Action item »
Print every record below exactly as it stands, but leave out the pictures.

Listed records »
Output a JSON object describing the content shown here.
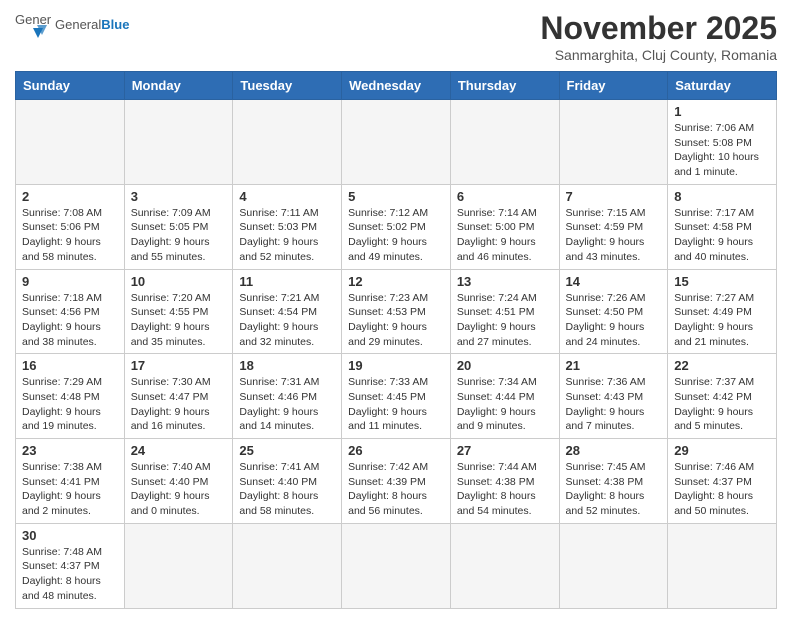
{
  "header": {
    "logo_text_general": "General",
    "logo_text_blue": "Blue",
    "month_title": "November 2025",
    "location": "Sanmarghita, Cluj County, Romania"
  },
  "days_of_week": [
    "Sunday",
    "Monday",
    "Tuesday",
    "Wednesday",
    "Thursday",
    "Friday",
    "Saturday"
  ],
  "weeks": [
    [
      {
        "day": "",
        "empty": true
      },
      {
        "day": "",
        "empty": true
      },
      {
        "day": "",
        "empty": true
      },
      {
        "day": "",
        "empty": true
      },
      {
        "day": "",
        "empty": true
      },
      {
        "day": "",
        "empty": true
      },
      {
        "day": "1",
        "sunrise": "7:06 AM",
        "sunset": "5:08 PM",
        "daylight": "10 hours and 1 minute."
      }
    ],
    [
      {
        "day": "2",
        "sunrise": "7:08 AM",
        "sunset": "5:06 PM",
        "daylight": "9 hours and 58 minutes."
      },
      {
        "day": "3",
        "sunrise": "7:09 AM",
        "sunset": "5:05 PM",
        "daylight": "9 hours and 55 minutes."
      },
      {
        "day": "4",
        "sunrise": "7:11 AM",
        "sunset": "5:03 PM",
        "daylight": "9 hours and 52 minutes."
      },
      {
        "day": "5",
        "sunrise": "7:12 AM",
        "sunset": "5:02 PM",
        "daylight": "9 hours and 49 minutes."
      },
      {
        "day": "6",
        "sunrise": "7:14 AM",
        "sunset": "5:00 PM",
        "daylight": "9 hours and 46 minutes."
      },
      {
        "day": "7",
        "sunrise": "7:15 AM",
        "sunset": "4:59 PM",
        "daylight": "9 hours and 43 minutes."
      },
      {
        "day": "8",
        "sunrise": "7:17 AM",
        "sunset": "4:58 PM",
        "daylight": "9 hours and 40 minutes."
      }
    ],
    [
      {
        "day": "9",
        "sunrise": "7:18 AM",
        "sunset": "4:56 PM",
        "daylight": "9 hours and 38 minutes."
      },
      {
        "day": "10",
        "sunrise": "7:20 AM",
        "sunset": "4:55 PM",
        "daylight": "9 hours and 35 minutes."
      },
      {
        "day": "11",
        "sunrise": "7:21 AM",
        "sunset": "4:54 PM",
        "daylight": "9 hours and 32 minutes."
      },
      {
        "day": "12",
        "sunrise": "7:23 AM",
        "sunset": "4:53 PM",
        "daylight": "9 hours and 29 minutes."
      },
      {
        "day": "13",
        "sunrise": "7:24 AM",
        "sunset": "4:51 PM",
        "daylight": "9 hours and 27 minutes."
      },
      {
        "day": "14",
        "sunrise": "7:26 AM",
        "sunset": "4:50 PM",
        "daylight": "9 hours and 24 minutes."
      },
      {
        "day": "15",
        "sunrise": "7:27 AM",
        "sunset": "4:49 PM",
        "daylight": "9 hours and 21 minutes."
      }
    ],
    [
      {
        "day": "16",
        "sunrise": "7:29 AM",
        "sunset": "4:48 PM",
        "daylight": "9 hours and 19 minutes."
      },
      {
        "day": "17",
        "sunrise": "7:30 AM",
        "sunset": "4:47 PM",
        "daylight": "9 hours and 16 minutes."
      },
      {
        "day": "18",
        "sunrise": "7:31 AM",
        "sunset": "4:46 PM",
        "daylight": "9 hours and 14 minutes."
      },
      {
        "day": "19",
        "sunrise": "7:33 AM",
        "sunset": "4:45 PM",
        "daylight": "9 hours and 11 minutes."
      },
      {
        "day": "20",
        "sunrise": "7:34 AM",
        "sunset": "4:44 PM",
        "daylight": "9 hours and 9 minutes."
      },
      {
        "day": "21",
        "sunrise": "7:36 AM",
        "sunset": "4:43 PM",
        "daylight": "9 hours and 7 minutes."
      },
      {
        "day": "22",
        "sunrise": "7:37 AM",
        "sunset": "4:42 PM",
        "daylight": "9 hours and 5 minutes."
      }
    ],
    [
      {
        "day": "23",
        "sunrise": "7:38 AM",
        "sunset": "4:41 PM",
        "daylight": "9 hours and 2 minutes."
      },
      {
        "day": "24",
        "sunrise": "7:40 AM",
        "sunset": "4:40 PM",
        "daylight": "9 hours and 0 minutes."
      },
      {
        "day": "25",
        "sunrise": "7:41 AM",
        "sunset": "4:40 PM",
        "daylight": "8 hours and 58 minutes."
      },
      {
        "day": "26",
        "sunrise": "7:42 AM",
        "sunset": "4:39 PM",
        "daylight": "8 hours and 56 minutes."
      },
      {
        "day": "27",
        "sunrise": "7:44 AM",
        "sunset": "4:38 PM",
        "daylight": "8 hours and 54 minutes."
      },
      {
        "day": "28",
        "sunrise": "7:45 AM",
        "sunset": "4:38 PM",
        "daylight": "8 hours and 52 minutes."
      },
      {
        "day": "29",
        "sunrise": "7:46 AM",
        "sunset": "4:37 PM",
        "daylight": "8 hours and 50 minutes."
      }
    ],
    [
      {
        "day": "30",
        "sunrise": "7:48 AM",
        "sunset": "4:37 PM",
        "daylight": "8 hours and 48 minutes."
      },
      {
        "day": "",
        "empty": true
      },
      {
        "day": "",
        "empty": true
      },
      {
        "day": "",
        "empty": true
      },
      {
        "day": "",
        "empty": true
      },
      {
        "day": "",
        "empty": true
      },
      {
        "day": "",
        "empty": true
      }
    ]
  ]
}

Written solution »
Output a JSON object describing the content shown here.
{
  "header": {
    "logo_text_general": "General",
    "logo_text_blue": "Blue",
    "month_title": "November 2025",
    "location": "Sanmarghita, Cluj County, Romania"
  },
  "days_of_week": [
    "Sunday",
    "Monday",
    "Tuesday",
    "Wednesday",
    "Thursday",
    "Friday",
    "Saturday"
  ],
  "weeks": [
    [
      {
        "day": "",
        "empty": true
      },
      {
        "day": "",
        "empty": true
      },
      {
        "day": "",
        "empty": true
      },
      {
        "day": "",
        "empty": true
      },
      {
        "day": "",
        "empty": true
      },
      {
        "day": "",
        "empty": true
      },
      {
        "day": "1",
        "sunrise": "7:06 AM",
        "sunset": "5:08 PM",
        "daylight": "10 hours and 1 minute."
      }
    ],
    [
      {
        "day": "2",
        "sunrise": "7:08 AM",
        "sunset": "5:06 PM",
        "daylight": "9 hours and 58 minutes."
      },
      {
        "day": "3",
        "sunrise": "7:09 AM",
        "sunset": "5:05 PM",
        "daylight": "9 hours and 55 minutes."
      },
      {
        "day": "4",
        "sunrise": "7:11 AM",
        "sunset": "5:03 PM",
        "daylight": "9 hours and 52 minutes."
      },
      {
        "day": "5",
        "sunrise": "7:12 AM",
        "sunset": "5:02 PM",
        "daylight": "9 hours and 49 minutes."
      },
      {
        "day": "6",
        "sunrise": "7:14 AM",
        "sunset": "5:00 PM",
        "daylight": "9 hours and 46 minutes."
      },
      {
        "day": "7",
        "sunrise": "7:15 AM",
        "sunset": "4:59 PM",
        "daylight": "9 hours and 43 minutes."
      },
      {
        "day": "8",
        "sunrise": "7:17 AM",
        "sunset": "4:58 PM",
        "daylight": "9 hours and 40 minutes."
      }
    ],
    [
      {
        "day": "9",
        "sunrise": "7:18 AM",
        "sunset": "4:56 PM",
        "daylight": "9 hours and 38 minutes."
      },
      {
        "day": "10",
        "sunrise": "7:20 AM",
        "sunset": "4:55 PM",
        "daylight": "9 hours and 35 minutes."
      },
      {
        "day": "11",
        "sunrise": "7:21 AM",
        "sunset": "4:54 PM",
        "daylight": "9 hours and 32 minutes."
      },
      {
        "day": "12",
        "sunrise": "7:23 AM",
        "sunset": "4:53 PM",
        "daylight": "9 hours and 29 minutes."
      },
      {
        "day": "13",
        "sunrise": "7:24 AM",
        "sunset": "4:51 PM",
        "daylight": "9 hours and 27 minutes."
      },
      {
        "day": "14",
        "sunrise": "7:26 AM",
        "sunset": "4:50 PM",
        "daylight": "9 hours and 24 minutes."
      },
      {
        "day": "15",
        "sunrise": "7:27 AM",
        "sunset": "4:49 PM",
        "daylight": "9 hours and 21 minutes."
      }
    ],
    [
      {
        "day": "16",
        "sunrise": "7:29 AM",
        "sunset": "4:48 PM",
        "daylight": "9 hours and 19 minutes."
      },
      {
        "day": "17",
        "sunrise": "7:30 AM",
        "sunset": "4:47 PM",
        "daylight": "9 hours and 16 minutes."
      },
      {
        "day": "18",
        "sunrise": "7:31 AM",
        "sunset": "4:46 PM",
        "daylight": "9 hours and 14 minutes."
      },
      {
        "day": "19",
        "sunrise": "7:33 AM",
        "sunset": "4:45 PM",
        "daylight": "9 hours and 11 minutes."
      },
      {
        "day": "20",
        "sunrise": "7:34 AM",
        "sunset": "4:44 PM",
        "daylight": "9 hours and 9 minutes."
      },
      {
        "day": "21",
        "sunrise": "7:36 AM",
        "sunset": "4:43 PM",
        "daylight": "9 hours and 7 minutes."
      },
      {
        "day": "22",
        "sunrise": "7:37 AM",
        "sunset": "4:42 PM",
        "daylight": "9 hours and 5 minutes."
      }
    ],
    [
      {
        "day": "23",
        "sunrise": "7:38 AM",
        "sunset": "4:41 PM",
        "daylight": "9 hours and 2 minutes."
      },
      {
        "day": "24",
        "sunrise": "7:40 AM",
        "sunset": "4:40 PM",
        "daylight": "9 hours and 0 minutes."
      },
      {
        "day": "25",
        "sunrise": "7:41 AM",
        "sunset": "4:40 PM",
        "daylight": "8 hours and 58 minutes."
      },
      {
        "day": "26",
        "sunrise": "7:42 AM",
        "sunset": "4:39 PM",
        "daylight": "8 hours and 56 minutes."
      },
      {
        "day": "27",
        "sunrise": "7:44 AM",
        "sunset": "4:38 PM",
        "daylight": "8 hours and 54 minutes."
      },
      {
        "day": "28",
        "sunrise": "7:45 AM",
        "sunset": "4:38 PM",
        "daylight": "8 hours and 52 minutes."
      },
      {
        "day": "29",
        "sunrise": "7:46 AM",
        "sunset": "4:37 PM",
        "daylight": "8 hours and 50 minutes."
      }
    ],
    [
      {
        "day": "30",
        "sunrise": "7:48 AM",
        "sunset": "4:37 PM",
        "daylight": "8 hours and 48 minutes."
      },
      {
        "day": "",
        "empty": true
      },
      {
        "day": "",
        "empty": true
      },
      {
        "day": "",
        "empty": true
      },
      {
        "day": "",
        "empty": true
      },
      {
        "day": "",
        "empty": true
      },
      {
        "day": "",
        "empty": true
      }
    ]
  ]
}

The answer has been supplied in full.